The founding principles of the group are "To maintain the fundamental principles of the American Constitution. To oppose further Federal encroachment upon the reserved rights of the States. To stop the growth of socialism. To prevent the concentration of power in Washington through the multiplication of administrative bureaus under a perverted interpretation of the general welfare clause. To help preserve a free republican form of Government in the United States." (NYT, 8/20/1922) Its primary activities involved the opposition to expansions of the federal government, such as the creation of the Department of Education, and to the New Deal.

However, there is also another side to the group, or so it would appear.
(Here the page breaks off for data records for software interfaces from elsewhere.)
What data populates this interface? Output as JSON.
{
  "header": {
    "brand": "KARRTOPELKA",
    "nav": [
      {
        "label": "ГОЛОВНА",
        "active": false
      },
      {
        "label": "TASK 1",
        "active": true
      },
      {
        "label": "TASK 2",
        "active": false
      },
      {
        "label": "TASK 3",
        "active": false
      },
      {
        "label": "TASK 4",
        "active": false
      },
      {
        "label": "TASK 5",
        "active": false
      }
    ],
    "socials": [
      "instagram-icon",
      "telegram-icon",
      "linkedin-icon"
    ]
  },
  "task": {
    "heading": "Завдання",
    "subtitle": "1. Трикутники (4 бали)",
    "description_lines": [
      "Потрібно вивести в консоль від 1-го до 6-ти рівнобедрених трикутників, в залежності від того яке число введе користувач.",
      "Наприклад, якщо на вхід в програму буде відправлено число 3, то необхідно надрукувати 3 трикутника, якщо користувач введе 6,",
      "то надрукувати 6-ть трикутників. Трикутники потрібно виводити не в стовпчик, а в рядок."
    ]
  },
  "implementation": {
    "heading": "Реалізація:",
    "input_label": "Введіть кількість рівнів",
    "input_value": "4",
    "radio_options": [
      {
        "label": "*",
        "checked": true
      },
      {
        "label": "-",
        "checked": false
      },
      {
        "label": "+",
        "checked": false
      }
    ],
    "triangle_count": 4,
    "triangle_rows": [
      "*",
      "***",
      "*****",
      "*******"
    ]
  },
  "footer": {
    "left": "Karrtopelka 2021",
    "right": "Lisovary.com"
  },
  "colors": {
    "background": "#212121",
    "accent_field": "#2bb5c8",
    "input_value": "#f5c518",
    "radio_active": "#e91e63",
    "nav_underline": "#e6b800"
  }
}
George Seldes, the muckracking journalist of the 1940's, called the Sentinels "the anti-Semitic enemy of child labor laws" (Seldes, 183) and "the anti-Semitic wing of the first really important American Fascist movement." (Seldes, 154) During a 1936 US Senate investigation into lobbying, the committee discovered a correspondence between a member and the Sentinels president in which the latter "declared [that] the 'Jewish threat' to the United States was a 'real one' and added that 'I am doing what I can as an officer of the Sentinels." (NYT 4/18/1936). The former replied that "the 'old-line Americans of $1200 a year want a Hitler'." (Ibid) However, "[Sentinels President Alexander] Lincoln later denounced all forms of autocratic government, "whether they be communism, bolshevism, fascism, or Hitlerism" and the commander-in-chief of the Jewish War Veterans wrote to Lincoln that after investigation his organization had concluded that Lincoln did not "entertain any antipathy against the Jewish people or any racial minority" but the harm had been done to the [Liberty] League by the attitudes and association suggested by the Black [Senate] investigation. (Wolfskill 233) Although the incident itself may have been a minor chapter in the history of the organization, it was its largest source of press coverage and seems to be the only source for historians' vitriolic accusations of anti-Semitism.

In 1944, the Sentinels dissolved, their primary political objectives having become relatively obsolete and their membership base having diminished. They donated all of the money remaining in the treasury exclusively to Williams College for the purposes of the endowed prizes. Additionally, they donated significant primary documents (brochures, newsletters, minutes) to the College archives, where they currently reside. Over the years, the nature and requirements of the fellowship have gradually broadened into their current forms, but the Sentinels' name has remained in the title, as stipulated in the original contract.

Sources:

Seldes, George. One Thousand Americans. New York: Boni & Gaer, 1947.

Wolfskill, George. The Revolt of the Conservatives: A History of the American Liberty League, 1934-1940. Boston: Houghton Mifflin, 1962.

Special to the New York Times. "Says Smith Spoke For Liberty League to Remove Taint" New York Times. (April 18, 1936):1.

Special to the New York Times. “Sentinels of the Republic” New York Times. (August 20, 1922): 26.